      This is all a house off cards at this point. Plaintiffs kept this suit going on the basis of needing to see discovery. Discovery ruined them and everyone connected with it. In a countersuit, would they make that mistake again? Or would they fold as soon as they were court-ordered to turn over the documents that would prove the conspiracy?

      And would those financials also prove that their attorneys were in on it?

      Delete
  9. Great Reporting these Days GA! The Horse is lagging behind, you are beating him by more than a leg with these posts.

    ReplyDelete
    Replies
    1. Oh c'mon, Anon @8:47. We're all on the same team, it's not a competition. MSV has broken a ton of news, both he and GA are knocking' it outta the park!

      Delete
    2. Anon @ 8:47 AM- Nonsense. There is no 'beating'. Horse and I do different stuff, and there is no competition between us.

      Delete
  10. Bob Woodward: Hunt's come in from the cold.
    Supposedly he's got a lawyer with $25,000 in a brown paper bag.

    Deep Throat: Follow the money.

    Bob Woodward: What do you mean? Where?

    Deep Throat: Oh, I can't tell you that.

    Bob Woodward: No, I have to do this my way. You tell me what you know, I'll confirm. ill keep you in the right direction if I can, but that is all. Just... follow the money>

    All The President's Men


    ReplyDelete
  11. So they can tell you which comments came from what screen names, on what days and so forth going back years, but they don't know how much their attorneys are costing? Excuuuuuuuuuuuuse Meeeeeeeee??????

    ReplyDelete
  12. moose and squirrelApril 2, 2015 at 9:41 AM

    Puh-lease! Legal bills are like taxes, no one wants to pay them and if it's your dime you know exactly what you've paid.

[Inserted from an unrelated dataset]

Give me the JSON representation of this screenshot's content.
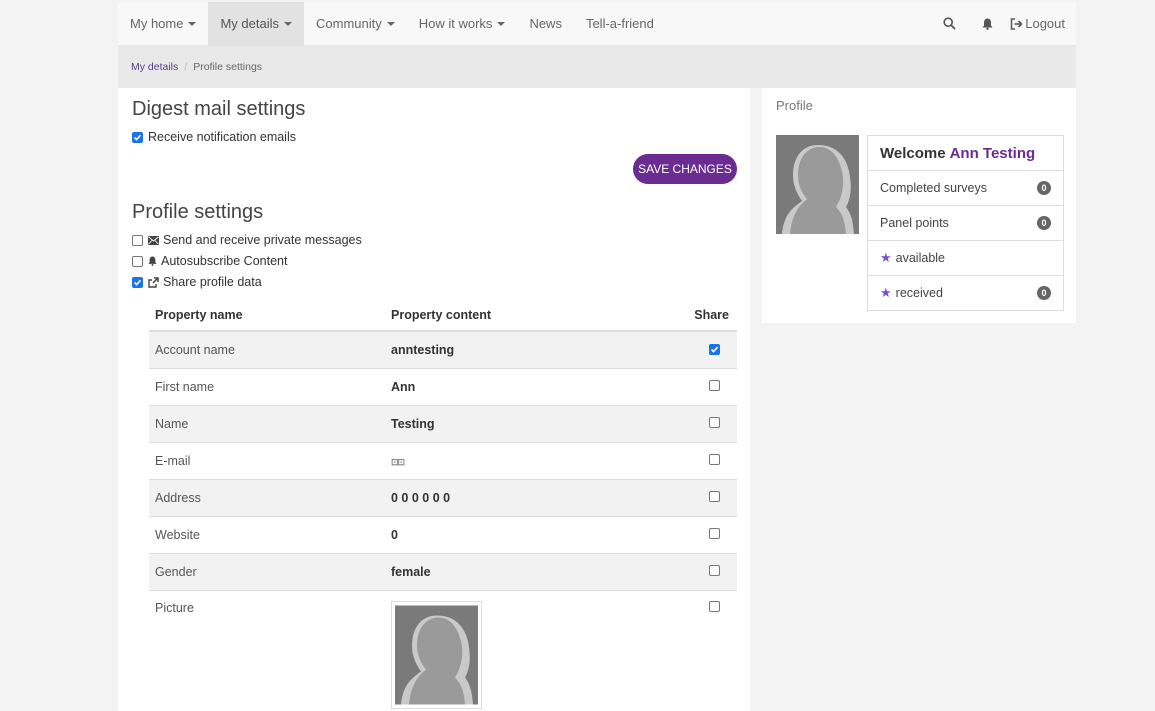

    ReplyDelete
  13. Betcha Ricky knows how much the plaintiffs litigation costs.

    ReplyDelete